Work request:
Start to finish, print the data below exactly, without the images.

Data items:
[Start of section]

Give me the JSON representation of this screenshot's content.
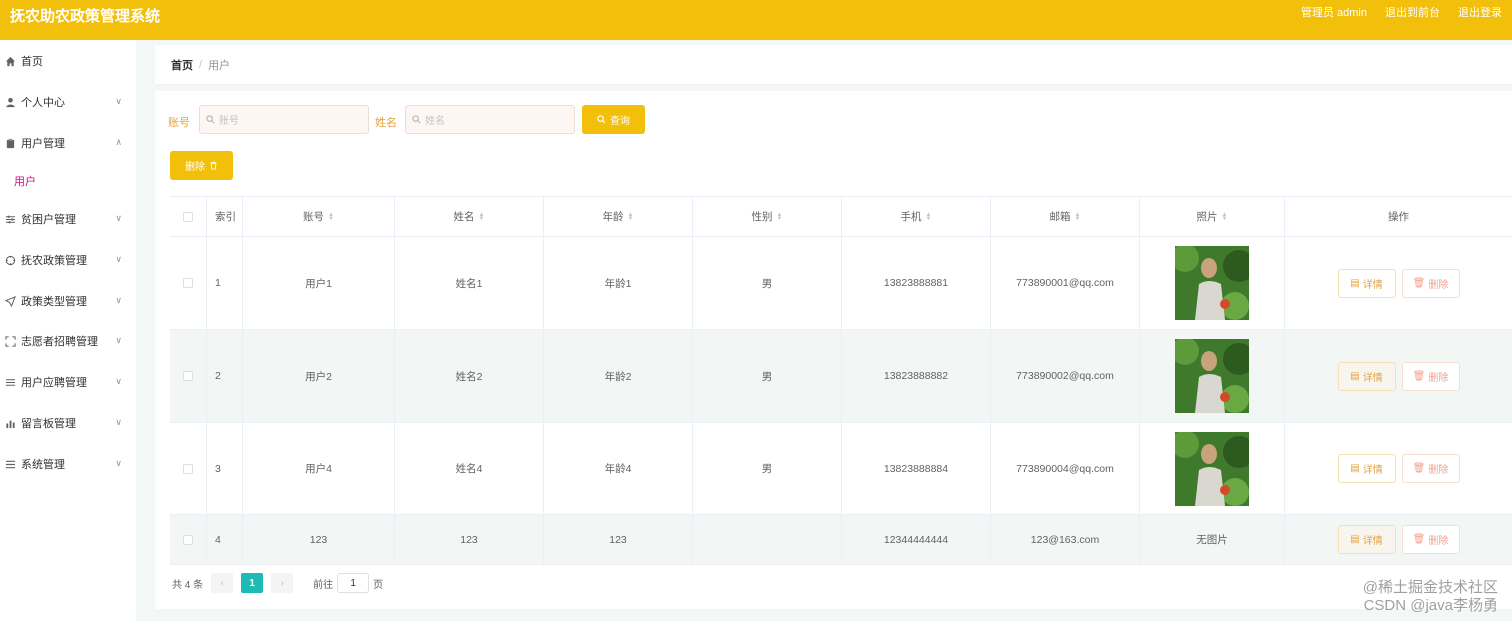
{
  "header": {
    "title": "抚农助农政策管理系统",
    "admin_label": "管理员 admin",
    "back_frontend": "退出到前台",
    "logout": "退出登录"
  },
  "sidebar": {
    "items": [
      {
        "label": "首页",
        "icon": "home-icon"
      },
      {
        "label": "个人中心",
        "icon": "user-icon"
      },
      {
        "label": "用户管理",
        "icon": "clipboard-icon"
      },
      {
        "label": "贫困户管理",
        "icon": "sliders-icon"
      },
      {
        "label": "抚农政策管理",
        "icon": "compass-icon"
      },
      {
        "label": "政策类型管理",
        "icon": "send-icon"
      },
      {
        "label": "志愿者招聘管理",
        "icon": "fullscreen-icon"
      },
      {
        "label": "用户应聘管理",
        "icon": "menu-icon"
      },
      {
        "label": "留言板管理",
        "icon": "bar-chart-icon"
      },
      {
        "label": "系统管理",
        "icon": "list-icon"
      }
    ],
    "sub_item": "用户"
  },
  "breadcrumb": {
    "home": "首页",
    "sep": "/",
    "current": "用户"
  },
  "search": {
    "account_label": "账号",
    "account_placeholder": "账号",
    "name_label": "姓名",
    "name_placeholder": "姓名",
    "query_button": "查询",
    "delete_button": "删除"
  },
  "table": {
    "headers": [
      "索引",
      "账号",
      "姓名",
      "年龄",
      "性别",
      "手机",
      "邮箱",
      "照片",
      "操作"
    ],
    "rows": [
      {
        "index": "1",
        "account": "用户1",
        "name": "姓名1",
        "age": "年龄1",
        "gender": "男",
        "phone": "13823888881",
        "email": "773890001@qq.com",
        "photo": "image"
      },
      {
        "index": "2",
        "account": "用户2",
        "name": "姓名2",
        "age": "年龄2",
        "gender": "男",
        "phone": "13823888882",
        "email": "773890002@qq.com",
        "photo": "image"
      },
      {
        "index": "3",
        "account": "用户4",
        "name": "姓名4",
        "age": "年龄4",
        "gender": "男",
        "phone": "13823888884",
        "email": "773890004@qq.com",
        "photo": "image"
      },
      {
        "index": "4",
        "account": "123",
        "name": "123",
        "age": "123",
        "gender": "",
        "phone": "12344444444",
        "email": "123@163.com",
        "photo": "无图片"
      }
    ],
    "detail_label": "详情",
    "delete_label": "删除"
  },
  "pagination": {
    "total": "共 4 条",
    "current_page": "1",
    "goto_label": "前往",
    "goto_value": "1",
    "page_suffix": "页"
  },
  "watermark": {
    "line1": "@稀土掘金技术社区",
    "line2": "CSDN @java李杨勇"
  },
  "colors": {
    "header": "#f2c00a",
    "accent": "#f2c00a",
    "page_active": "#1cbbb4",
    "submenu": "#c71585"
  }
}
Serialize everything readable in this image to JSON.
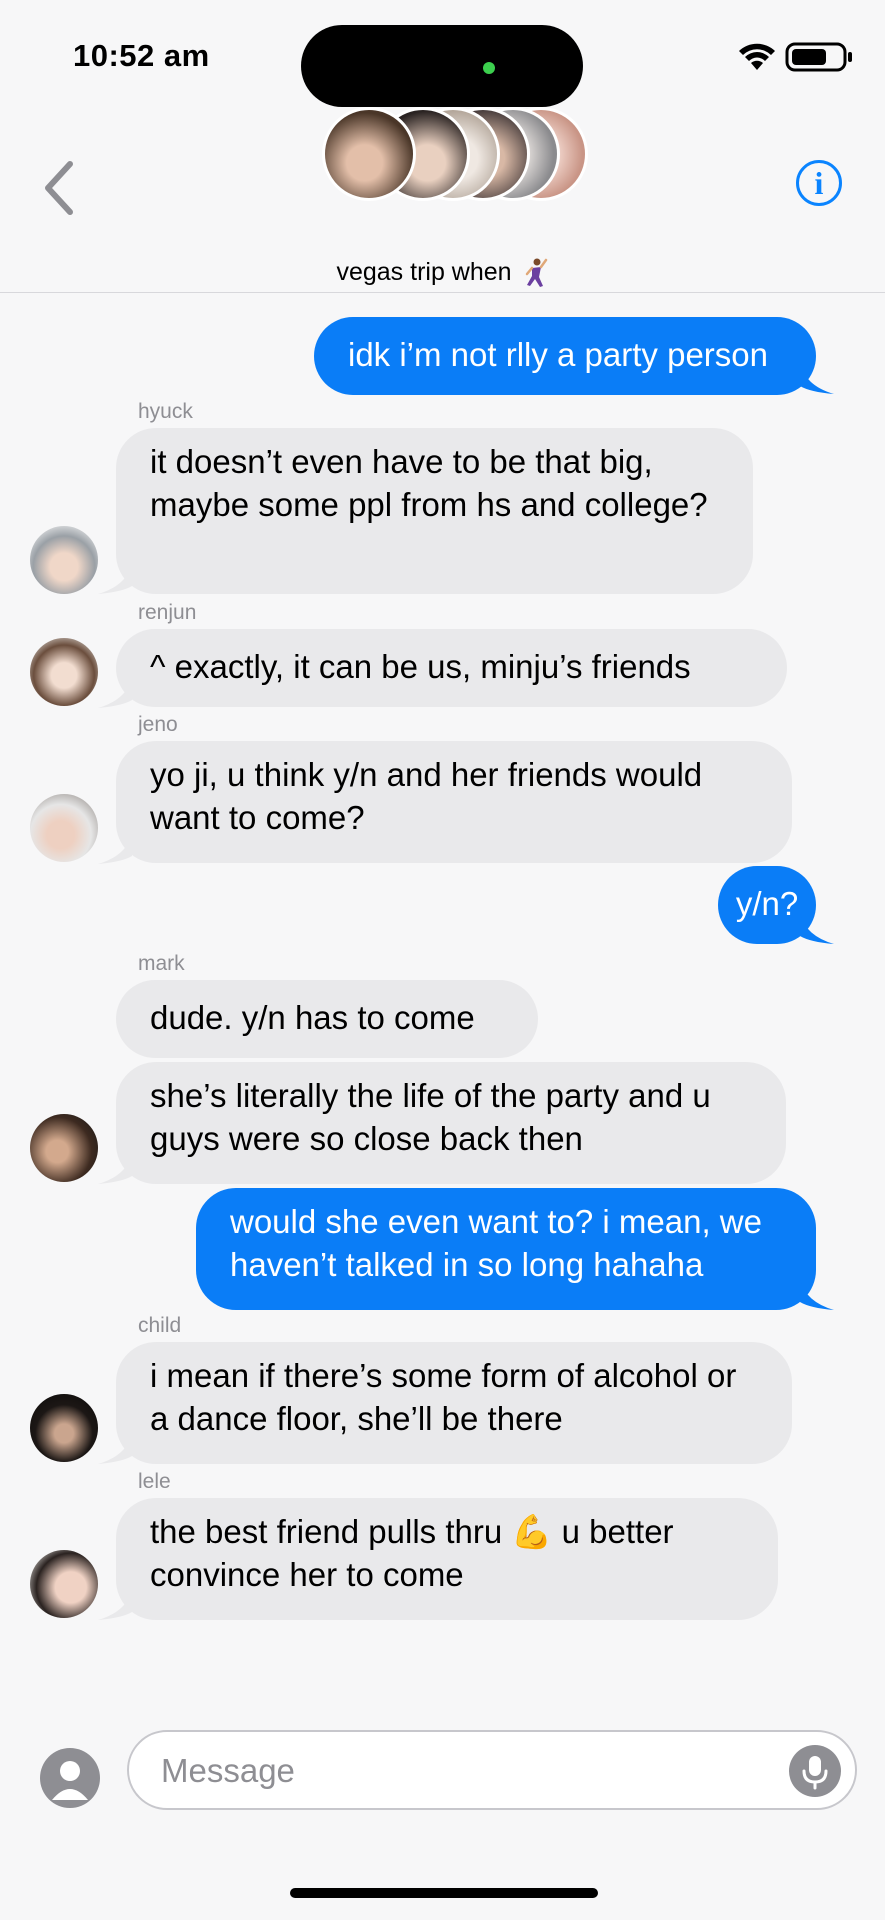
{
  "status_bar": {
    "time": "10:52 am"
  },
  "header": {
    "group_name": "vegas trip when",
    "group_emoji": "dancer-emoji",
    "back_icon": "chevron-left-icon",
    "info_icon": "info-icon",
    "info_glyph": "i",
    "participant_avatars": 6
  },
  "messages": [
    {
      "sender": "",
      "direction": "outgoing",
      "text": "idk i’m not rlly a party person"
    },
    {
      "sender": "hyuck",
      "direction": "incoming",
      "text": "it doesn’t even have to be that big, maybe some ppl from hs and college?"
    },
    {
      "sender": "renjun",
      "direction": "incoming",
      "text": "^ exactly, it can be us, minju’s friends"
    },
    {
      "sender": "jeno",
      "direction": "incoming",
      "text": "yo ji, u think y/n and her friends would want to come?"
    },
    {
      "sender": "",
      "direction": "outgoing",
      "text": "y/n?"
    },
    {
      "sender": "mark",
      "direction": "incoming",
      "text": "dude. y/n has to come"
    },
    {
      "sender": "",
      "direction": "incoming",
      "text": "she’s literally the life of the party and u guys were so close back then"
    },
    {
      "sender": "",
      "direction": "outgoing",
      "text": "would she even want to? i mean, we haven’t talked in so long hahaha"
    },
    {
      "sender": "child",
      "direction": "incoming",
      "text": "i mean if there’s some form of alcohol or a dance floor, she’ll be there"
    },
    {
      "sender": "lele",
      "direction": "incoming",
      "text": "the best friend pulls thru 💪 u better convince her to come"
    }
  ],
  "composer": {
    "placeholder": "Message",
    "apps_icon": "apps-icon",
    "mic_icon": "microphone-icon"
  },
  "colors": {
    "outgoing_bubble": "#0a7df7",
    "incoming_bubble": "#e9e9eb",
    "accent": "#0a84ff",
    "sender_label": "#8e8e93"
  }
}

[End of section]

Exercise answer:
Give me the JSON representation of this screenshot's content.
{
  "header": {
    "title": "抚农助农政策管理系统",
    "admin_label": "管理员 admin",
    "back_frontend": "退出到前台",
    "logout": "退出登录"
  },
  "sidebar": {
    "items": [
      {
        "label": "首页",
        "icon": "home-icon"
      },
      {
        "label": "个人中心",
        "icon": "user-icon"
      },
      {
        "label": "用户管理",
        "icon": "clipboard-icon"
      },
      {
        "label": "贫困户管理",
        "icon": "sliders-icon"
      },
      {
        "label": "抚农政策管理",
        "icon": "compass-icon"
      },
      {
        "label": "政策类型管理",
        "icon": "send-icon"
      },
      {
        "label": "志愿者招聘管理",
        "icon": "fullscreen-icon"
      },
      {
        "label": "用户应聘管理",
        "icon": "menu-icon"
      },
      {
        "label": "留言板管理",
        "icon": "bar-chart-icon"
      },
      {
        "label": "系统管理",
        "icon": "list-icon"
      }
    ],
    "sub_item": "用户"
  },
  "breadcrumb": {
    "home": "首页",
    "sep": "/",
    "current": "用户"
  },
  "search": {
    "account_label": "账号",
    "account_placeholder": "账号",
    "name_label": "姓名",
    "name_placeholder": "姓名",
    "query_button": "查询",
    "delete_button": "删除"
  },
  "table": {
    "headers": [
      "索引",
      "账号",
      "姓名",
      "年龄",
      "性别",
      "手机",
      "邮箱",
      "照片",
      "操作"
    ],
    "rows": [
      {
        "index": "1",
        "account": "用户1",
        "name": "姓名1",
        "age": "年龄1",
        "gender": "男",
        "phone": "13823888881",
        "email": "773890001@qq.com",
        "photo": "image"
      },
      {
        "index": "2",
        "account": "用户2",
        "name": "姓名2",
        "age": "年龄2",
        "gender": "男",
        "phone": "13823888882",
        "email": "773890002@qq.com",
        "photo": "image"
      },
      {
        "index": "3",
        "account": "用户4",
        "name": "姓名4",
        "age": "年龄4",
        "gender": "男",
        "phone": "13823888884",
        "email": "773890004@qq.com",
        "photo": "image"
      },
      {
        "index": "4",
        "account": "123",
        "name": "123",
        "age": "123",
        "gender": "",
        "phone": "12344444444",
        "email": "123@163.com",
        "photo": "无图片"
      }
    ],
    "detail_label": "详情",
    "delete_label": "删除"
  },
  "pagination": {
    "total": "共 4 条",
    "current_page": "1",
    "goto_label": "前往",
    "goto_value": "1",
    "page_suffix": "页"
  },
  "watermark": {
    "line1": "@稀土掘金技术社区",
    "line2": "CSDN @java李杨勇"
  },
  "colors": {
    "header": "#f2c00a",
    "accent": "#f2c00a",
    "page_active": "#1cbbb4",
    "submenu": "#c71585"
  }
}
Serialize everything readable in this image to JSON.
{
  "status_bar": {
    "time": "10:52 am"
  },
  "header": {
    "group_name": "vegas trip when",
    "group_emoji": "dancer-emoji",
    "back_icon": "chevron-left-icon",
    "info_icon": "info-icon",
    "info_glyph": "i",
    "participant_avatars": 6
  },
  "messages": [
    {
      "sender": "",
      "direction": "outgoing",
      "text": "idk i’m not rlly a party person"
    },
    {
      "sender": "hyuck",
      "direction": "incoming",
      "text": "it doesn’t even have to be that big, maybe some ppl from hs and college?"
    },
    {
      "sender": "renjun",
      "direction": "incoming",
      "text": "^ exactly, it can be us, minju’s friends"
    },
    {
      "sender": "jeno",
      "direction": "incoming",
      "text": "yo ji, u think y/n and her friends would want to come?"
    },
    {
      "sender": "",
      "direction": "outgoing",
      "text": "y/n?"
    },
    {
      "sender": "mark",
      "direction": "incoming",
      "text": "dude. y/n has to come"
    },
    {
      "sender": "",
      "direction": "incoming",
      "text": "she’s literally the life of the party and u guys were so close back then"
    },
    {
      "sender": "",
      "direction": "outgoing",
      "text": "would she even want to? i mean, we haven’t talked in so long hahaha"
    },
    {
      "sender": "child",
      "direction": "incoming",
      "text": "i mean if there’s some form of alcohol or a dance floor, she’ll be there"
    },
    {
      "sender": "lele",
      "direction": "incoming",
      "text": "the best friend pulls thru 💪 u better convince her to come"
    }
  ],
  "composer": {
    "placeholder": "Message",
    "apps_icon": "apps-icon",
    "mic_icon": "microphone-icon"
  },
  "colors": {
    "outgoing_bubble": "#0a7df7",
    "incoming_bubble": "#e9e9eb",
    "accent": "#0a84ff",
    "sender_label": "#8e8e93"
  }
}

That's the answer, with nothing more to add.